Your assignment: Your task is to print all of the data word for word.

Data for processing:
+ + + +
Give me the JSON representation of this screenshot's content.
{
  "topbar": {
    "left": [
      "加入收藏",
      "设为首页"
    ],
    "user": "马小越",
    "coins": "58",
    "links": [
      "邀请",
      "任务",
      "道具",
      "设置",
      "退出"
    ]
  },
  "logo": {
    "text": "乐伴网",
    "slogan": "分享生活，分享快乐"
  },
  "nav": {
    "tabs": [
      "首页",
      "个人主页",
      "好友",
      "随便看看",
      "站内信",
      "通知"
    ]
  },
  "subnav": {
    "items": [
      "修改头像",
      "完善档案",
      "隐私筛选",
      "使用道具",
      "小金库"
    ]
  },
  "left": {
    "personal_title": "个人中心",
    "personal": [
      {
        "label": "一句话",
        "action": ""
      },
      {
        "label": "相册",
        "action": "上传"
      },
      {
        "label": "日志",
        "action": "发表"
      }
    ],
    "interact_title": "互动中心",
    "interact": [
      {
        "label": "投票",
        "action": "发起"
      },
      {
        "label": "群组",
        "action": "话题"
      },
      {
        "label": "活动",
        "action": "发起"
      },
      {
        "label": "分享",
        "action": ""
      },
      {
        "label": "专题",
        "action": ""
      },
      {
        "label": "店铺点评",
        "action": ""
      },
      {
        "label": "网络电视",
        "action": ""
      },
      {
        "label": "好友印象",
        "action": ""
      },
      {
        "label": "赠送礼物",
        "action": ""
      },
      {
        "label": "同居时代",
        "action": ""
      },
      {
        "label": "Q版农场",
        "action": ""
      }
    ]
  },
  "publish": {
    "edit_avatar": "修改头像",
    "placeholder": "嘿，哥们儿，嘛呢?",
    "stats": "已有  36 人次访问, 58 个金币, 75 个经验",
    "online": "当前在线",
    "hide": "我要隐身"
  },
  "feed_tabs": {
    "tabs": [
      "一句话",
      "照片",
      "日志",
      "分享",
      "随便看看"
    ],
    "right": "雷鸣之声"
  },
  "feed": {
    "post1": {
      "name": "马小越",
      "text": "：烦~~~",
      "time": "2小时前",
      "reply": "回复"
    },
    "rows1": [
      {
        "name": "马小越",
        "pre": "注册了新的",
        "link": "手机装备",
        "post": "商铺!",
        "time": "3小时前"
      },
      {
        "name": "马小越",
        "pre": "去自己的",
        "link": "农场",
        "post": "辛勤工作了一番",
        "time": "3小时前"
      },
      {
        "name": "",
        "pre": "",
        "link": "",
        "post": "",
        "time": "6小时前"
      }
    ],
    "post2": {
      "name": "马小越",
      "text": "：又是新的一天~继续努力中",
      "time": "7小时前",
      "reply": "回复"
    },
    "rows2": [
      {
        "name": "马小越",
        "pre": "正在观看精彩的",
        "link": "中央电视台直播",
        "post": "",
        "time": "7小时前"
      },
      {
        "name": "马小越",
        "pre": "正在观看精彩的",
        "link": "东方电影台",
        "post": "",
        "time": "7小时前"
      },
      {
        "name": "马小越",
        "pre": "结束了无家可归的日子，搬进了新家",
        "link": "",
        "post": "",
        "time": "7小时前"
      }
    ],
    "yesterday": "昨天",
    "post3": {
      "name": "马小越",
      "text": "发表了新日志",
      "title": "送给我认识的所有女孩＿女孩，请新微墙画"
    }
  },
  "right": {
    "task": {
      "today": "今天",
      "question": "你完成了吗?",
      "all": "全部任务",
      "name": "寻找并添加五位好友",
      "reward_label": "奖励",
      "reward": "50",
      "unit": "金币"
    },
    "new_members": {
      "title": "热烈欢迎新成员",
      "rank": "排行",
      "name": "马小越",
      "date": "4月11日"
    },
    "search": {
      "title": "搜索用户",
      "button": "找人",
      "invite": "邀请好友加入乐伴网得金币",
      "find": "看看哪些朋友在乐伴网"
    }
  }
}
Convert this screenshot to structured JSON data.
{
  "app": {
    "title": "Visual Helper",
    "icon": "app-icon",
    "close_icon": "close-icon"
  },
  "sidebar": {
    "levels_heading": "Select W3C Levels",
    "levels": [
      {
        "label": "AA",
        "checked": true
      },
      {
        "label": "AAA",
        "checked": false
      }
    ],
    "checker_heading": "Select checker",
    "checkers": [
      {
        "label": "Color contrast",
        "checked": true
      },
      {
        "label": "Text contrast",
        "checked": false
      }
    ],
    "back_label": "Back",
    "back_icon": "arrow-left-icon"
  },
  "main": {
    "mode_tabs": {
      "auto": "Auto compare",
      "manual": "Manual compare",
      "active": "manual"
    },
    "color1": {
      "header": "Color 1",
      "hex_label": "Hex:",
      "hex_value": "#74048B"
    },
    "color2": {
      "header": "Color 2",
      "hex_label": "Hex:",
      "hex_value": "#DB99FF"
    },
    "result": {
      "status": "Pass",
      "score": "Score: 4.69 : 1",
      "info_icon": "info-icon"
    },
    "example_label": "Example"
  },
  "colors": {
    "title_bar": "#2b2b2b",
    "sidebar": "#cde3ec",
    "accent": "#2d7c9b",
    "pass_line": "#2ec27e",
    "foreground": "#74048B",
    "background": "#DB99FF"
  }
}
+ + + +
Solved problem:
Give me the JSON representation of this screenshot's content.
{
  "topbar": {
    "left": [
      "加入收藏",
      "设为首页"
    ],
    "user": "马小越",
    "coins": "58",
    "links": [
      "邀请",
      "任务",
      "道具",
      "设置",
      "退出"
    ]
  },
  "logo": {
    "text": "乐伴网",
    "slogan": "分享生活，分享快乐"
  },
  "nav": {
    "tabs": [
      "首页",
      "个人主页",
      "好友",
      "随便看看",
      "站内信",
      "通知"
    ]
  },
  "subnav": {
    "items": [
      "修改头像",
      "完善档案",
      "隐私筛选",
      "使用道具",
      "小金库"
    ]
  },
  "left": {
    "personal_title": "个人中心",
    "personal": [
      {
        "label": "一句话",
        "action": ""
      },
      {
        "label": "相册",
        "action": "上传"
      },
      {
        "label": "日志",
        "action": "发表"
      }
    ],
    "interact_title": "互动中心",
    "interact": [
      {
        "label": "投票",
        "action": "发起"
      },
      {
        "label": "群组",
        "action": "话题"
      },
      {
        "label": "活动",
        "action": "发起"
      },
      {
        "label": "分享",
        "action": ""
      },
      {
        "label": "专题",
        "action": ""
      },
      {
        "label": "店铺点评",
        "action": ""
      },
      {
        "label": "网络电视",
        "action": ""
      },
      {
        "label": "好友印象",
        "action": ""
      },
      {
        "label": "赠送礼物",
        "action": ""
      },
      {
        "label": "同居时代",
        "action": ""
      },
      {
        "label": "Q版农场",
        "action": ""
      }
    ]
  },
  "publish": {
    "edit_avatar": "修改头像",
    "placeholder": "嘿，哥们儿，嘛呢?",
    "stats": "已有  36 人次访问, 58 个金币, 75 个经验",
    "online": "当前在线",
    "hide": "我要隐身"
  },
  "feed_tabs": {
    "tabs": [
      "一句话",
      "照片",
      "日志",
      "分享",
      "随便看看"
    ],
    "right": "雷鸣之声"
  },
  "feed": {
    "post1": {
      "name": "马小越",
      "text": "：烦~~~",
      "time": "2小时前",
      "reply": "回复"
    },
    "rows1": [
      {
        "name": "马小越",
        "pre": "注册了新的",
        "link": "手机装备",
        "post": "商铺!",
        "time": "3小时前"
      },
      {
        "name": "马小越",
        "pre": "去自己的",
        "link": "农场",
        "post": "辛勤工作了一番",
        "time": "3小时前"
      },
      {
        "name": "",
        "pre": "",
        "link": "",
        "post": "",
        "time": "6小时前"
      }
    ],
    "post2": {
      "name": "马小越",
      "text": "：又是新的一天~继续努力中",
      "time": "7小时前",
      "reply": "回复"
    },
    "rows2": [
      {
        "name": "马小越",
        "pre": "正在观看精彩的",
        "link": "中央电视台直播",
        "post": "",
        "time": "7小时前"
      },
      {
        "name": "马小越",
        "pre": "正在观看精彩的",
        "link": "东方电影台",
        "post": "",
        "time": "7小时前"
      },
      {
        "name": "马小越",
        "pre": "结束了无家可归的日子，搬进了新家",
        "link": "",
        "post": "",
        "time": "7小时前"
      }
    ],
    "yesterday": "昨天",
    "post3": {
      "name": "马小越",
      "text": "发表了新日志",
      "title": "送给我认识的所有女孩＿女孩，请新微墙画"
    }
  },
  "right": {
    "task": {
      "today": "今天",
      "question": "你完成了吗?",
      "all": "全部任务",
      "name": "寻找并添加五位好友",
      "reward_label": "奖励",
      "reward": "50",
      "unit": "金币"
    },
    "new_members": {
      "title": "热烈欢迎新成员",
      "rank": "排行",
      "name": "马小越",
      "date": "4月11日"
    },
    "search": {
      "title": "搜索用户",
      "button": "找人",
      "invite": "邀请好友加入乐伴网得金币",
      "find": "看看哪些朋友在乐伴网"
    }
  }
}
Convert this screenshot to structured JSON data.
{
  "app": {
    "title": "Visual Helper",
    "icon": "app-icon",
    "close_icon": "close-icon"
  },
  "sidebar": {
    "levels_heading": "Select W3C Levels",
    "levels": [
      {
        "label": "AA",
        "checked": true
      },
      {
        "label": "AAA",
        "checked": false
      }
    ],
    "checker_heading": "Select checker",
    "checkers": [
      {
        "label": "Color contrast",
        "checked": true
      },
      {
        "label": "Text contrast",
        "checked": false
      }
    ],
    "back_label": "Back",
    "back_icon": "arrow-left-icon"
  },
  "main": {
    "mode_tabs": {
      "auto": "Auto compare",
      "manual": "Manual compare",
      "active": "manual"
    },
    "color1": {
      "header": "Color 1",
      "hex_label": "Hex:",
      "hex_value": "#74048B"
    },
    "color2": {
      "header": "Color 2",
      "hex_label": "Hex:",
      "hex_value": "#DB99FF"
    },
    "result": {
      "status": "Pass",
      "score": "Score: 4.69 : 1",
      "info_icon": "info-icon"
    },
    "example_label": "Example"
  },
  "colors": {
    "title_bar": "#2b2b2b",
    "sidebar": "#cde3ec",
    "accent": "#2d7c9b",
    "pass_line": "#2ec27e",
    "foreground": "#74048B",
    "background": "#DB99FF"
  }
}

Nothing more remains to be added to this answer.